>>>

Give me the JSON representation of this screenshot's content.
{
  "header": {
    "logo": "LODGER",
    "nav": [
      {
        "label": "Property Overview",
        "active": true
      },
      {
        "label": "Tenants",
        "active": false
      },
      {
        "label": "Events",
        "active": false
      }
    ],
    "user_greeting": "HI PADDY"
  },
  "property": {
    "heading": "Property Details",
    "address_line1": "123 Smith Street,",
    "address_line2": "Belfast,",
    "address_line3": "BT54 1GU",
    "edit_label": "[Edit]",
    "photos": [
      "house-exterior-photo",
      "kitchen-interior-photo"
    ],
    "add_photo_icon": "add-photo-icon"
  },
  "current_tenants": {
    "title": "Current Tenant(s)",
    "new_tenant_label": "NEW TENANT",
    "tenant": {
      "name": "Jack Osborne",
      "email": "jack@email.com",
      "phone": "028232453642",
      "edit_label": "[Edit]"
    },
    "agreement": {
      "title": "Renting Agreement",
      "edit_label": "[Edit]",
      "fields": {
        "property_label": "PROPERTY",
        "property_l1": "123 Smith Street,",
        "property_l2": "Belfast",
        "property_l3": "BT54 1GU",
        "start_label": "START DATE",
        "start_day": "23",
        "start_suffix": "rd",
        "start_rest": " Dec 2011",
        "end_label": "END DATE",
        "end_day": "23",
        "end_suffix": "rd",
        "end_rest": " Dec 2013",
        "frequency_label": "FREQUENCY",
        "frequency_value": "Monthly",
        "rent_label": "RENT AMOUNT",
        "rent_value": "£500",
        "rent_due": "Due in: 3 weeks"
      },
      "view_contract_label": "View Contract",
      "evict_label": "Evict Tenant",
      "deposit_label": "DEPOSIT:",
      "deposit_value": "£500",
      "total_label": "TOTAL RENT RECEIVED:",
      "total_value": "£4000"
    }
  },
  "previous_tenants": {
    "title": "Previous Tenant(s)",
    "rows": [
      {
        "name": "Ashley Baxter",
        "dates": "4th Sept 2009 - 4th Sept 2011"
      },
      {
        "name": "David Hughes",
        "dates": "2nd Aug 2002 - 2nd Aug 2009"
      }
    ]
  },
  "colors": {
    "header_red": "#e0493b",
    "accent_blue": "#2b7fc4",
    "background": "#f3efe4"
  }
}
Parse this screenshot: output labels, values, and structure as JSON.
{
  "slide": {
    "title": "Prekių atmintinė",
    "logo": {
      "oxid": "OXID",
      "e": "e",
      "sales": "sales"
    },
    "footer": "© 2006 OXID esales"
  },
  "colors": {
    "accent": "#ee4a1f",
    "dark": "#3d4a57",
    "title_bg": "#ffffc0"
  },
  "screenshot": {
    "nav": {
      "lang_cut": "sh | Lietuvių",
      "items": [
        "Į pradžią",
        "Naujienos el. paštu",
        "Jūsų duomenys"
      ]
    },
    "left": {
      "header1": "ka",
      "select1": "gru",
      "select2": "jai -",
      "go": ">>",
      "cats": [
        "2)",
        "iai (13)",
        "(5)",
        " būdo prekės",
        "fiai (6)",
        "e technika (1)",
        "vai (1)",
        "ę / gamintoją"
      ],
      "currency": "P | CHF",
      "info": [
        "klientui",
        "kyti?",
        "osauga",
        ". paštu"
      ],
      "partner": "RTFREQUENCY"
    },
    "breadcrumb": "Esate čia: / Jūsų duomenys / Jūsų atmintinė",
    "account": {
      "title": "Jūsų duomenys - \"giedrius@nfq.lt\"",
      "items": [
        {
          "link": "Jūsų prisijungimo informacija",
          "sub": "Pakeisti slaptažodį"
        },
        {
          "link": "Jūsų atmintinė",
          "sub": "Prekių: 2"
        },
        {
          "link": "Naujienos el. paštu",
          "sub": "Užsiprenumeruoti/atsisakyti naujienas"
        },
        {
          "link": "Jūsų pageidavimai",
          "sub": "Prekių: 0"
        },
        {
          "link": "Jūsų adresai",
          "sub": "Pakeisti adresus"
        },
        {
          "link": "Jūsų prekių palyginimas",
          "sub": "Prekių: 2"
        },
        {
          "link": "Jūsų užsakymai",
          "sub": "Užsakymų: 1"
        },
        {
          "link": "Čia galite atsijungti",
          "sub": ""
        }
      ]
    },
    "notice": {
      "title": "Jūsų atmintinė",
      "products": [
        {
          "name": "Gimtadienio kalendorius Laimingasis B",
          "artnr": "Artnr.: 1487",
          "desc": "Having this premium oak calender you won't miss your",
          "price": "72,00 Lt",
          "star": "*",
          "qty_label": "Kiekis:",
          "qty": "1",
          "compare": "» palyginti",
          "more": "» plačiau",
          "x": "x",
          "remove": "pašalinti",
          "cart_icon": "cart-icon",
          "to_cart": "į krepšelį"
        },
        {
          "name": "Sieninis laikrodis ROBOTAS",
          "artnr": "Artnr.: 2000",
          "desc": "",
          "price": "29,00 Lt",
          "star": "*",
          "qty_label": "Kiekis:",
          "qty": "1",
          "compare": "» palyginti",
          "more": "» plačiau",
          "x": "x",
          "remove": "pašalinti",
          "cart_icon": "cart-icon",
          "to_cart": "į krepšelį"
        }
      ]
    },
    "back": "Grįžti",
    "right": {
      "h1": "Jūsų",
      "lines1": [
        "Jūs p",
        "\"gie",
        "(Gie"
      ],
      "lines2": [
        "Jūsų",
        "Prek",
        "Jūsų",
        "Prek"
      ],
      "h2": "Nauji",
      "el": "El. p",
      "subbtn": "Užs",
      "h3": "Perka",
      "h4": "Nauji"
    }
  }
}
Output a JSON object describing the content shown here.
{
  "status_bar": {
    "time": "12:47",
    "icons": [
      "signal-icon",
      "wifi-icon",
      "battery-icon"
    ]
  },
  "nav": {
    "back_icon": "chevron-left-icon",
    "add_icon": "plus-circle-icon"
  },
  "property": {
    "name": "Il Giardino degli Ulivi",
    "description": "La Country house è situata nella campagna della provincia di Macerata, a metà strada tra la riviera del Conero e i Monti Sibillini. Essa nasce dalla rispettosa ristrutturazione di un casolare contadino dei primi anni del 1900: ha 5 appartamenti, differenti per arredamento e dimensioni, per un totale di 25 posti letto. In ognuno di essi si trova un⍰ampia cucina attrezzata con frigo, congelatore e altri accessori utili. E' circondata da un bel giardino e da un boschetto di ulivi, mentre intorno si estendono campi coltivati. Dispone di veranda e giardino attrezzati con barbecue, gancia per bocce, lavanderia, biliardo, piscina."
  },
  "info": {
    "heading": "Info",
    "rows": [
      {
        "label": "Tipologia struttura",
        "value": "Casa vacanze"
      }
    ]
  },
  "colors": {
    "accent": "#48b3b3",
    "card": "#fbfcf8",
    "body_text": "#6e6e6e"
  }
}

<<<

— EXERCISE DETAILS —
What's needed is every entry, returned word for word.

— OUTPUT —
Give me the JSON representation of this screenshot's content.
{
  "header": {
    "logo": "LODGER",
    "nav": [
      {
        "label": "Property Overview",
        "active": true
      },
      {
        "label": "Tenants",
        "active": false
      },
      {
        "label": "Events",
        "active": false
      }
    ],
    "user_greeting": "HI PADDY"
  },
  "property": {
    "heading": "Property Details",
    "address_line1": "123 Smith Street,",
    "address_line2": "Belfast,",
    "address_line3": "BT54 1GU",
    "edit_label": "[Edit]",
    "photos": [
      "house-exterior-photo",
      "kitchen-interior-photo"
    ],
    "add_photo_icon": "add-photo-icon"
  },
  "current_tenants": {
    "title": "Current Tenant(s)",
    "new_tenant_label": "NEW TENANT",
    "tenant": {
      "name": "Jack Osborne",
      "email": "jack@email.com",
      "phone": "028232453642",
      "edit_label": "[Edit]"
    },
    "agreement": {
      "title": "Renting Agreement",
      "edit_label": "[Edit]",
      "fields": {
        "property_label": "PROPERTY",
        "property_l1": "123 Smith Street,",
        "property_l2": "Belfast",
        "property_l3": "BT54 1GU",
        "start_label": "START DATE",
        "start_day": "23",
        "start_suffix": "rd",
        "start_rest": " Dec 2011",
        "end_label": "END DATE",
        "end_day": "23",
        "end_suffix": "rd",
        "end_rest": " Dec 2013",
        "frequency_label": "FREQUENCY",
        "frequency_value": "Monthly",
        "rent_label": "RENT AMOUNT",
        "rent_value": "£500",
        "rent_due": "Due in: 3 weeks"
      },
      "view_contract_label": "View Contract",
      "evict_label": "Evict Tenant",
      "deposit_label": "DEPOSIT:",
      "deposit_value": "£500",
      "total_label": "TOTAL RENT RECEIVED:",
      "total_value": "£4000"
    }
  },
  "previous_tenants": {
    "title": "Previous Tenant(s)",
    "rows": [
      {
        "name": "Ashley Baxter",
        "dates": "4th Sept 2009 - 4th Sept 2011"
      },
      {
        "name": "David Hughes",
        "dates": "2nd Aug 2002 - 2nd Aug 2009"
      }
    ]
  },
  "colors": {
    "header_red": "#e0493b",
    "accent_blue": "#2b7fc4",
    "background": "#f3efe4"
  }
}
Parse this screenshot: output labels, values, and structure as JSON.
{
  "slide": {
    "title": "Prekių atmintinė",
    "logo": {
      "oxid": "OXID",
      "e": "e",
      "sales": "sales"
    },
    "footer": "© 2006 OXID esales"
  },
  "colors": {
    "accent": "#ee4a1f",
    "dark": "#3d4a57",
    "title_bg": "#ffffc0"
  },
  "screenshot": {
    "nav": {
      "lang_cut": "sh | Lietuvių",
      "items": [
        "Į pradžią",
        "Naujienos el. paštu",
        "Jūsų duomenys"
      ]
    },
    "left": {
      "header1": "ka",
      "select1": "gru",
      "select2": "jai -",
      "go": ">>",
      "cats": [
        "2)",
        "iai (13)",
        "(5)",
        " būdo prekės",
        "fiai (6)",
        "e technika (1)",
        "vai (1)",
        "ę / gamintoją"
      ],
      "currency": "P | CHF",
      "info": [
        "klientui",
        "kyti?",
        "osauga",
        ". paštu"
      ],
      "partner": "RTFREQUENCY"
    },
    "breadcrumb": "Esate čia: / Jūsų duomenys / Jūsų atmintinė",
    "account": {
      "title": "Jūsų duomenys - \"giedrius@nfq.lt\"",
      "items": [
        {
          "link": "Jūsų prisijungimo informacija",
          "sub": "Pakeisti slaptažodį"
        },
        {
          "link": "Jūsų atmintinė",
          "sub": "Prekių: 2"
        },
        {
          "link": "Naujienos el. paštu",
          "sub": "Užsiprenumeruoti/atsisakyti naujienas"
        },
        {
          "link": "Jūsų pageidavimai",
          "sub": "Prekių: 0"
        },
        {
          "link": "Jūsų adresai",
          "sub": "Pakeisti adresus"
        },
        {
          "link": "Jūsų prekių palyginimas",
          "sub": "Prekių: 2"
        },
        {
          "link": "Jūsų užsakymai",
          "sub": "Užsakymų: 1"
        },
        {
          "link": "Čia galite atsijungti",
          "sub": ""
        }
      ]
    },
    "notice": {
      "title": "Jūsų atmintinė",
      "products": [
        {
          "name": "Gimtadienio kalendorius Laimingasis B",
          "artnr": "Artnr.: 1487",
          "desc": "Having this premium oak calender you won't miss your",
          "price": "72,00 Lt",
          "star": "*",
          "qty_label": "Kiekis:",
          "qty": "1",
          "compare": "» palyginti",
          "more": "» plačiau",
          "x": "x",
          "remove": "pašalinti",
          "cart_icon": "cart-icon",
          "to_cart": "į krepšelį"
        },
        {
          "name": "Sieninis laikrodis ROBOTAS",
          "artnr": "Artnr.: 2000",
          "desc": "",
          "price": "29,00 Lt",
          "star": "*",
          "qty_label": "Kiekis:",
          "qty": "1",
          "compare": "» palyginti",
          "more": "» plačiau",
          "x": "x",
          "remove": "pašalinti",
          "cart_icon": "cart-icon",
          "to_cart": "į krepšelį"
        }
      ]
    },
    "back": "Grįžti",
    "right": {
      "h1": "Jūsų",
      "lines1": [
        "Jūs p",
        "\"gie",
        "(Gie"
      ],
      "lines2": [
        "Jūsų",
        "Prek",
        "Jūsų",
        "Prek"
      ],
      "h2": "Nauji",
      "el": "El. p",
      "subbtn": "Užs",
      "h3": "Perka",
      "h4": "Nauji"
    }
  }
}
Output a JSON object describing the content shown here.
{
  "status_bar": {
    "time": "12:47",
    "icons": [
      "signal-icon",
      "wifi-icon",
      "battery-icon"
    ]
  },
  "nav": {
    "back_icon": "chevron-left-icon",
    "add_icon": "plus-circle-icon"
  },
  "property": {
    "name": "Il Giardino degli Ulivi",
    "description": "La Country house è situata nella campagna della provincia di Macerata, a metà strada tra la riviera del Conero e i Monti Sibillini. Essa nasce dalla rispettosa ristrutturazione di un casolare contadino dei primi anni del 1900: ha 5 appartamenti, differenti per arredamento e dimensioni, per un totale di 25 posti letto. In ognuno di essi si trova un⍰ampia cucina attrezzata con frigo, congelatore e altri accessori utili. E' circondata da un bel giardino e da un boschetto di ulivi, mentre intorno si estendono campi coltivati. Dispone di veranda e giardino attrezzati con barbecue, gancia per bocce, lavanderia, biliardo, piscina."
  },
  "info": {
    "heading": "Info",
    "rows": [
      {
        "label": "Tipologia struttura",
        "value": "Casa vacanze"
      }
    ]
  },
  "colors": {
    "accent": "#48b3b3",
    "card": "#fbfcf8",
    "body_text": "#6e6e6e"
  }
}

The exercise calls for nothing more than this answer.